Last week I attended an event that gave me hope for the future of new music concerts. Held at the Blue Sky Gallery in the Pearl District of Portland, Oregon, this group of musicians played music by George Crumb, John Adams, and Nikolai Kapustin, as well as Oregon composers Kenji Bunch and David Crumb. Organized (and partially performed) by the piano duo Stephanie and Saar, this was a five-hour event that should have pulled in a sparse crowd.
It was standing room only. Between two of the concerts I had to fight off three separate people who had designs on my chair. They ran out of food. They ran out of wine, forcing several of the assistants to make an emergency wine run to the local market. As I sat on my carefully defended chair and listened to the performances, I could feel the focused attention of the audience. By the end of the evening when Stephanie and Saar tore their way through Adams’ “Hallelujah Junction”, the room erupted with the last crashing notes.

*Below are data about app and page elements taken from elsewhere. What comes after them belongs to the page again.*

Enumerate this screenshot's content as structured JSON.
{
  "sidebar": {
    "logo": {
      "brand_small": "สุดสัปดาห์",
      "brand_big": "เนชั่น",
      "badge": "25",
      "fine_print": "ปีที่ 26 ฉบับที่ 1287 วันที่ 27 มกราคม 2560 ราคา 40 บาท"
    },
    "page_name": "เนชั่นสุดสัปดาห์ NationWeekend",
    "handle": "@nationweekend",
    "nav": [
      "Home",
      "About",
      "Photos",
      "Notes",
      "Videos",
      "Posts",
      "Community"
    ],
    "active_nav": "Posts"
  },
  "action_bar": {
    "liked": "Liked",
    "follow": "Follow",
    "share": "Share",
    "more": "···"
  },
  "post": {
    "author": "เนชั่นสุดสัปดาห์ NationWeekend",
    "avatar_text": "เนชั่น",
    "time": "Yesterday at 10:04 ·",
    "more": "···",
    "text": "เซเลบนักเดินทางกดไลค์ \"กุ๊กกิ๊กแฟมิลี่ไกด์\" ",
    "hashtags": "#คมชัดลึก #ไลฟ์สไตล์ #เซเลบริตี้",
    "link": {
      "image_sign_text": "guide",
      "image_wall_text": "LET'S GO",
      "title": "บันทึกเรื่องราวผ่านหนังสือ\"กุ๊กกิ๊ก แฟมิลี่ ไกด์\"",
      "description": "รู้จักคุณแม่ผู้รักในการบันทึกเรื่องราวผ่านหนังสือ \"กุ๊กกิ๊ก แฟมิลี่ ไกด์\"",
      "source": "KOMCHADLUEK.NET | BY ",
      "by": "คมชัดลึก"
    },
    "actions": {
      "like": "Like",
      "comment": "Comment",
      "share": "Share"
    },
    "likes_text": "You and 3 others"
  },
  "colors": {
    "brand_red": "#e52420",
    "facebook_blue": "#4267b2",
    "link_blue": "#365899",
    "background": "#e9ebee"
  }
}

It worked. Kudos to all the players and sponsors who made it happen. Congratulations to the performers who deciphered their way through difficult scores, most of whom looked as if they were having fun doing it. Many—myself included–have long pontificated about the disconnect between contemporary music and the listening public. Last week it was good to be reminded that when community partnerships support a common passion the impossible can sometimes become the possible.